=== Begin Enclosure ===

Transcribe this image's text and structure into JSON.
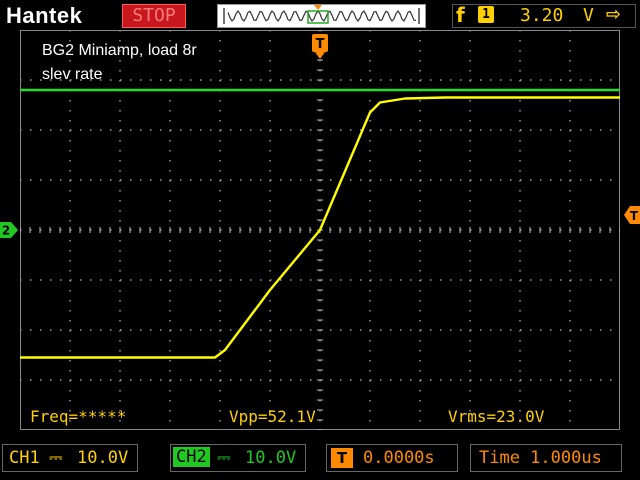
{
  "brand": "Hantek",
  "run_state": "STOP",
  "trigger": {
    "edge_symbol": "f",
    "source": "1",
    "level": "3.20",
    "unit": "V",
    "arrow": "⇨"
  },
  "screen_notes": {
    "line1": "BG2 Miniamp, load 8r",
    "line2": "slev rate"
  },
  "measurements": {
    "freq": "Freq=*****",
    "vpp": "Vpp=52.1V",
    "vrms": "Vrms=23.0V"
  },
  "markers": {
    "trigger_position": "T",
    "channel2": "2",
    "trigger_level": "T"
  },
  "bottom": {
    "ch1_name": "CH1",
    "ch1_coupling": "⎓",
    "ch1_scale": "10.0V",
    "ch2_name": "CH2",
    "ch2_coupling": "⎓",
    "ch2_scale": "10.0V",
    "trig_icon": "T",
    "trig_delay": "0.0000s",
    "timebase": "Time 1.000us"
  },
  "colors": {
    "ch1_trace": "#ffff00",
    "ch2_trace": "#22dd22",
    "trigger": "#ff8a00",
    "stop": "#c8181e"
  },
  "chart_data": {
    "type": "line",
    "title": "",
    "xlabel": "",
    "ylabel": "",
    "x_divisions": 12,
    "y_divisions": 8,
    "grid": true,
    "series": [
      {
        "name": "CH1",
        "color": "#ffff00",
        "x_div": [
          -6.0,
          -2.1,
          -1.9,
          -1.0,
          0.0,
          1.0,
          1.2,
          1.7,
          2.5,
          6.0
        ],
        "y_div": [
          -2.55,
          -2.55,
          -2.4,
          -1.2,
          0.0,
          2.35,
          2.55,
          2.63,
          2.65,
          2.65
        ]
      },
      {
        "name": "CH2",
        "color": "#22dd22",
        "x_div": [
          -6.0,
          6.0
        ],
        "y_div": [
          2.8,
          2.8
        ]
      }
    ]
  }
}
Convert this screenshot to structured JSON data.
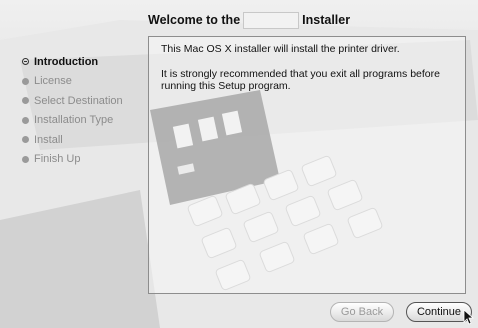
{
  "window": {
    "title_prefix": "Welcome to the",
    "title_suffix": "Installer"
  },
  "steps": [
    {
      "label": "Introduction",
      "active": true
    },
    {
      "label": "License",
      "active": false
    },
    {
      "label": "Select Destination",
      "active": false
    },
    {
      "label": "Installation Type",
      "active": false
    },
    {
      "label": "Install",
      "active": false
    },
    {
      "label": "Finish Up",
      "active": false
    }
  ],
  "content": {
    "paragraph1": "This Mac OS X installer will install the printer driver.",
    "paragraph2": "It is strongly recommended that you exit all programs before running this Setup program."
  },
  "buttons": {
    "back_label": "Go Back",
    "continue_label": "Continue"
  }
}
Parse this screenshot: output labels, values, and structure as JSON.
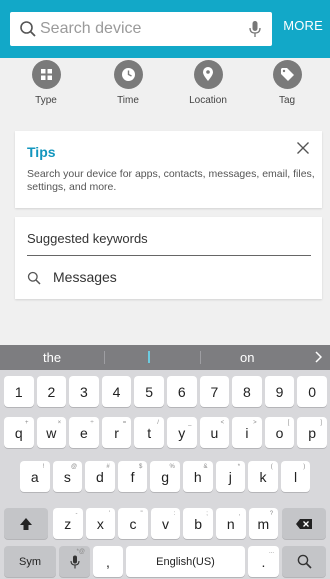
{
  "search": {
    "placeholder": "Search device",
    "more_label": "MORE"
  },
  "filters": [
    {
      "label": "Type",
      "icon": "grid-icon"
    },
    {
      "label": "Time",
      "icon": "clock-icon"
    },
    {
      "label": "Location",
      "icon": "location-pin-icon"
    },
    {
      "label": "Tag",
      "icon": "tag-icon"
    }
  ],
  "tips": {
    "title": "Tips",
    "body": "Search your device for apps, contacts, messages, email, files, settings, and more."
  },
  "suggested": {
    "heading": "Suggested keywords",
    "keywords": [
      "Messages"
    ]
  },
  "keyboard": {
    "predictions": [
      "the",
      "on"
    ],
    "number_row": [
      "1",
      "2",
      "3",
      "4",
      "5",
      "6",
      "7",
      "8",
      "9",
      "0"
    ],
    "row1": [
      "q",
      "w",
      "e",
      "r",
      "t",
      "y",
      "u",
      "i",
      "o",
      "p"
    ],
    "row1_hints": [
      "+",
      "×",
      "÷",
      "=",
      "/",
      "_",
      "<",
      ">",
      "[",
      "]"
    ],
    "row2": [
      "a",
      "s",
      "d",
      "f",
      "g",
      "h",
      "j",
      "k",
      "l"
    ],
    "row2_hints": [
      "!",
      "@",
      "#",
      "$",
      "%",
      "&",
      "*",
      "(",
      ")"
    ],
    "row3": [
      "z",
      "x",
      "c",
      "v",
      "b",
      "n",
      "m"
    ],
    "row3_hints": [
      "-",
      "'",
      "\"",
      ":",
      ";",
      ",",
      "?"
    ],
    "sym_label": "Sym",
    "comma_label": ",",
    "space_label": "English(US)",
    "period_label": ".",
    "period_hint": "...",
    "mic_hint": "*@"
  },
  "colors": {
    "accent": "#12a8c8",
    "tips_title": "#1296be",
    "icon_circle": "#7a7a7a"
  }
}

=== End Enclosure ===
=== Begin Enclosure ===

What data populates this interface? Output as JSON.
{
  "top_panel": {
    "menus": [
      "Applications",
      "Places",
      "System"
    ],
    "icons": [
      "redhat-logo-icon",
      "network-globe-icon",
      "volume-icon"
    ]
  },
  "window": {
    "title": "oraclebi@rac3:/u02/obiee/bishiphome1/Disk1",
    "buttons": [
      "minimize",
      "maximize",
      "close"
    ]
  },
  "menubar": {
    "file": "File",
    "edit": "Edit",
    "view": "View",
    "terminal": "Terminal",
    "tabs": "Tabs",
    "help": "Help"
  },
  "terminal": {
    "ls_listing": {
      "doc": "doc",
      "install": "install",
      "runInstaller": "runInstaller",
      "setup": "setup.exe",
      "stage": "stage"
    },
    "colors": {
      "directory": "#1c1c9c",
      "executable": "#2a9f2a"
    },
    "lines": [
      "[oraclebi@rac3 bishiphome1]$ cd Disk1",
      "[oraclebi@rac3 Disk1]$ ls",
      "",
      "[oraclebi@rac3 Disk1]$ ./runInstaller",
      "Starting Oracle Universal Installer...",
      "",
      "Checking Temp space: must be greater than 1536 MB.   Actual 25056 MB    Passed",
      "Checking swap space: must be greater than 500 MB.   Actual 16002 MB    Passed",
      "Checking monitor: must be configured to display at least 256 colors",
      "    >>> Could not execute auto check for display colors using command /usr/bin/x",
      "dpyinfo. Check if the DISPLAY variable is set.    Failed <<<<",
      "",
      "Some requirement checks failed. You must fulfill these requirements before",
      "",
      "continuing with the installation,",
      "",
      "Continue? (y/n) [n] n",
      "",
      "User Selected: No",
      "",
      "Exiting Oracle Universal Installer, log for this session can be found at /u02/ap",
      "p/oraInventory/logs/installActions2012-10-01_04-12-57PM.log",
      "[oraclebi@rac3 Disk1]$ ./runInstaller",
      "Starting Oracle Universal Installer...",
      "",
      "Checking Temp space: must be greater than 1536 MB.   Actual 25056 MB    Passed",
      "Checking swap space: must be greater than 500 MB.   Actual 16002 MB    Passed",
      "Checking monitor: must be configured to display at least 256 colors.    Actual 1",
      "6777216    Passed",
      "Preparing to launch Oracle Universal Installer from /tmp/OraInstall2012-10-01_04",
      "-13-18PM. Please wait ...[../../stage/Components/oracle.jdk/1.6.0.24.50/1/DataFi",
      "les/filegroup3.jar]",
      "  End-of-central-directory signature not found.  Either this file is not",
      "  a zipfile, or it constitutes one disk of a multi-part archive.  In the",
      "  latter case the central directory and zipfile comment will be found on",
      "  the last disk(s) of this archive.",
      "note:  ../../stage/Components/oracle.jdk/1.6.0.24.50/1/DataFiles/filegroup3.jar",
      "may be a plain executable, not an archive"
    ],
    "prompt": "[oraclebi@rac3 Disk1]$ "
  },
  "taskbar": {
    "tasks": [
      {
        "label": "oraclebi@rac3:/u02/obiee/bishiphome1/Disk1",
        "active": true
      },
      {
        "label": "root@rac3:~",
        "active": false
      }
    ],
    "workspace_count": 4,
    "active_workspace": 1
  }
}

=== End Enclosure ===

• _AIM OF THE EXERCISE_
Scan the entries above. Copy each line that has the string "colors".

• _RESULT OF THE EXERCISE_
  "colors": {
  "colors": {
    "colors": {
      "Checking monitor: must be configured to display at least 256 colors",
      "    >>> Could not execute auto check for display colors using command /usr/bin/x",
      "Checking monitor: must be configured to display at least 256 colors.    Actual 1",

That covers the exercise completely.